February 8, 2021
An avid outdoorsman and fitness enthusiast, 45-year-old Taft Love is the last person you would expect to have a heart attack. But last September, while hiking in mountains near Steamboat Springs, CO, Love started to experience “heartburn” followed by tension across his shoulders and a sharp pain in his left elbow.
He took an antacid and aspirin, hoping they would help him feel better.
“I thought I had eaten something that didn’t agree with me,” Love said.
As Love’s symptoms got worse, his buddies finally convinced him to get down the mountain and into town, to seek medical help.
Within a few minutes of entering the Steamboat Springs hospital, Love was hooked up to an EKG machine, which confirmed that he was having a heart attack.
“I couldn’t believe it,” Love said. “I thought it had to be something different. There was no way I was having a heart attack.”
Reality ‘Sets In’
Love moved to Cheyenne in the mid-1990s to compete on the Laramie County Community College rodeo team. He liked the area so much that he stayed.
Today, 26 years later, Love is married with three children.

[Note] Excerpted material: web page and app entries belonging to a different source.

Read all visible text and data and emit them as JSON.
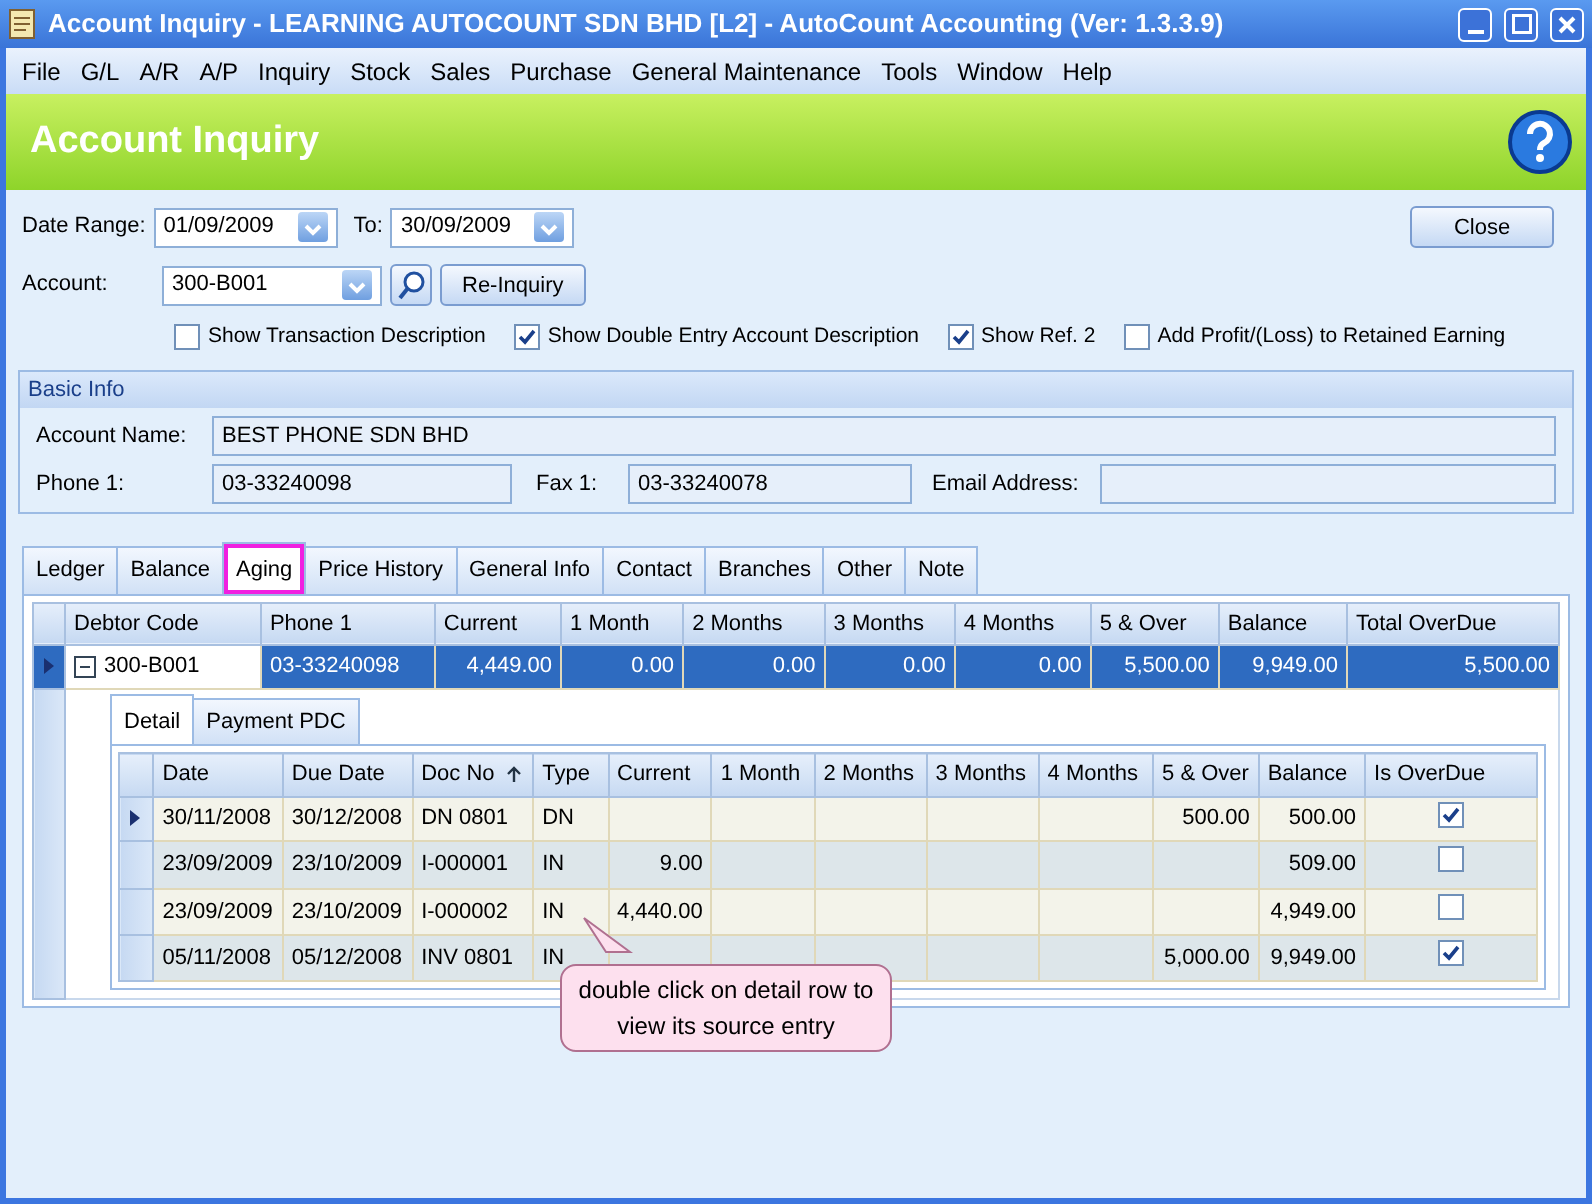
{
  "window": {
    "title": "Account Inquiry - LEARNING AUTOCOUNT SDN BHD [L2] - AutoCount Accounting (Ver: 1.3.3.9)"
  },
  "menu": [
    "File",
    "G/L",
    "A/R",
    "A/P",
    "Inquiry",
    "Stock",
    "Sales",
    "Purchase",
    "General Maintenance",
    "Tools",
    "Window",
    "Help"
  ],
  "header": {
    "title": "Account Inquiry"
  },
  "filters": {
    "date_range_label": "Date Range:",
    "date_from": "01/09/2009",
    "to_label": "To:",
    "date_to": "30/09/2009",
    "account_label": "Account:",
    "account": "300-B001",
    "reinquiry_button": "Re-Inquiry",
    "close_button": "Close"
  },
  "options": [
    {
      "label": "Show Transaction Description",
      "checked": false
    },
    {
      "label": "Show Double Entry Account Description",
      "checked": true
    },
    {
      "label": "Show Ref. 2",
      "checked": true
    },
    {
      "label": "Add Profit/(Loss) to Retained Earning",
      "checked": false
    }
  ],
  "basic_info": {
    "title": "Basic Info",
    "account_name_label": "Account Name:",
    "account_name": "BEST PHONE SDN BHD",
    "phone_label": "Phone 1:",
    "phone": "03-33240098",
    "fax_label": "Fax 1:",
    "fax": "03-33240078",
    "email_label": "Email Address:"
  },
  "tabs": [
    {
      "label": "Ledger",
      "selected": false,
      "highlighted": false
    },
    {
      "label": "Balance",
      "selected": false,
      "highlighted": false
    },
    {
      "label": "Aging",
      "selected": true,
      "highlighted": true
    },
    {
      "label": "Price History",
      "selected": false,
      "highlighted": false
    },
    {
      "label": "General Info",
      "selected": false,
      "highlighted": false
    },
    {
      "label": "Contact",
      "selected": false,
      "highlighted": false
    },
    {
      "label": "Branches",
      "selected": false,
      "highlighted": false
    },
    {
      "label": "Other",
      "selected": false,
      "highlighted": false
    },
    {
      "label": "Note",
      "selected": false,
      "highlighted": false
    }
  ],
  "aging_table": {
    "columns": [
      "Debtor Code",
      "Phone 1",
      "Current",
      "1 Month",
      "2 Months",
      "3 Months",
      "4 Months",
      "5 & Over",
      "Balance",
      "Total OverDue"
    ],
    "rows": [
      {
        "selected": true,
        "expanded": true,
        "cells": [
          "300-B001",
          "03-33240098",
          "4,449.00",
          "0.00",
          "0.00",
          "0.00",
          "0.00",
          "5,500.00",
          "9,949.00",
          "5,500.00"
        ]
      }
    ]
  },
  "detail_tabs": [
    {
      "label": "Detail",
      "selected": true
    },
    {
      "label": "Payment PDC",
      "selected": false
    }
  ],
  "detail_table": {
    "columns": [
      {
        "label": "Date",
        "sorted": false
      },
      {
        "label": "Due Date",
        "sorted": false
      },
      {
        "label": "Doc No",
        "sorted": true
      },
      {
        "label": "Type",
        "sorted": false
      },
      {
        "label": "Current",
        "sorted": false
      },
      {
        "label": "1 Month",
        "sorted": false
      },
      {
        "label": "2 Months",
        "sorted": false
      },
      {
        "label": "3 Months",
        "sorted": false
      },
      {
        "label": "4 Months",
        "sorted": false
      },
      {
        "label": "5 & Over",
        "sorted": false
      },
      {
        "label": "Balance",
        "sorted": false
      },
      {
        "label": "Is OverDue",
        "sorted": false
      }
    ],
    "rows": [
      {
        "current": true,
        "cells": [
          "30/11/2008",
          "30/12/2008",
          "DN 0801",
          "DN",
          "",
          "",
          "",
          "",
          "",
          "500.00",
          "500.00"
        ],
        "is_overdue": true
      },
      {
        "current": false,
        "cells": [
          "23/09/2009",
          "23/10/2009",
          "I-000001",
          "IN",
          "9.00",
          "",
          "",
          "",
          "",
          "",
          "509.00"
        ],
        "is_overdue": false
      },
      {
        "current": false,
        "cells": [
          "23/09/2009",
          "23/10/2009",
          "I-000002",
          "IN",
          "4,440.00",
          "",
          "",
          "",
          "",
          "",
          "4,949.00"
        ],
        "is_overdue": false
      },
      {
        "current": false,
        "cells": [
          "05/11/2008",
          "05/12/2008",
          "INV 0801",
          "IN",
          "",
          "",
          "",
          "",
          "",
          "5,000.00",
          "9,949.00"
        ],
        "is_overdue": true
      }
    ]
  },
  "callout": {
    "text": "double click on detail row to view its source entry"
  }
}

He owns several local businesses and serves as a trustee for Laramie County School District #2. Prior to his heart attack, Love also worked out several times a week and spent as much time as possible hiking, hunting and fishing in the region.
By all accounts, and given his active lifestyle, Love seemed to be a healthy 45-year-old.

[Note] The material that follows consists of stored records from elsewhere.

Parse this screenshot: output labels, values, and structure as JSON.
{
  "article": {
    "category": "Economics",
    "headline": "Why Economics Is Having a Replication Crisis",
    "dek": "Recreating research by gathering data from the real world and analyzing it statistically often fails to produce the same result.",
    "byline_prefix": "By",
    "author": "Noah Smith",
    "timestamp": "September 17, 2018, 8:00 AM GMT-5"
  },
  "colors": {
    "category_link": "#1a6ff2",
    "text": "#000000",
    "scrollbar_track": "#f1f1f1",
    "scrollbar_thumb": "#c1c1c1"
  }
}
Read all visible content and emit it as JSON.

At the Steamboat Springs hospital, Love was given several medications to help stabilize his condition and was then life-flighted to UCHealth Medical Center of the Rockies (MCR) in Loveland.
Love remembers seeing his friends waiting outside for him as he was loaded on the helicopter.
“They were encouraging me and telling me they’d see me soon,” Love said.
During the flight, Love texted his wife and other family members to let them know about his condition and where he was headed.
Love said that as the flight continued and he had more time to think about what was happening, the reality and seriousness of his situation finally began to “set in.”
“It was so unreal,” he said.
At MCR three stents were placed in two of Love’s major coronary arteries to open complete or nearly complete blockages.
Due to a complication, Love spent seven days at MCR and then had to wait several weeks before undergoing additional cardiac catheterizations.
By late December nine stents had been placed in Love’s coronary arteries to open additional blockages, most of them at 100 percent.
“I was pretty plugged up,” Love said.
As to the why, Love noted that his condition may be due to a family history of heart problems. He had a grandfather who died from a heart attack at 65 years and a great uncle who died from a heart attack at 46 years.
Love said his doctors told him that his lifestyle is probably what saved his life: “They said it probably took 10 to 15 years for all those blockages to develop. They think that during that time I was also able to develop other minor blood vessels and extra blood flow to my heart due to being active and because I lived at a higher elevation. Otherwise I might not have survived.”
On the Road to Recovery
Today, Love is on the road to recovery. A vital part of that journey, he said, is taking part in Cheyenne Regional Medical Center’s cardiac rehabilitation program.
“I can’t say enough about the staff there,” Love said. “They watch out for you and make sure you are on the right path.”
Love said cardiac rehab has been a critical part of helping him move forward.
“After going through something like this, you don’t know if you can trust your body again,” Love said. “But in cardiac rehab, they are watching over you when you work out, so you can push yourself—but in a way that is appropriate and safe.”
With the recommendation of his cardiologist, Love plans to continue cardiac rehab for the foreseeable future.
“For me the most difficult thing has been the mental side,” he said. “When you have a heart attack, you feel betrayed by your body. Cardiac rehab is helping me regain physical strength and confidence in my body again.”
Not too long ago, Love’s cardiologist reassured him that his ejection fraction, a measurement that determines how effectively the heart is pumping, is back to normal.
“He told me that it was OK to get back to ‘being you’ again,” Love said. “That was a huge relief.”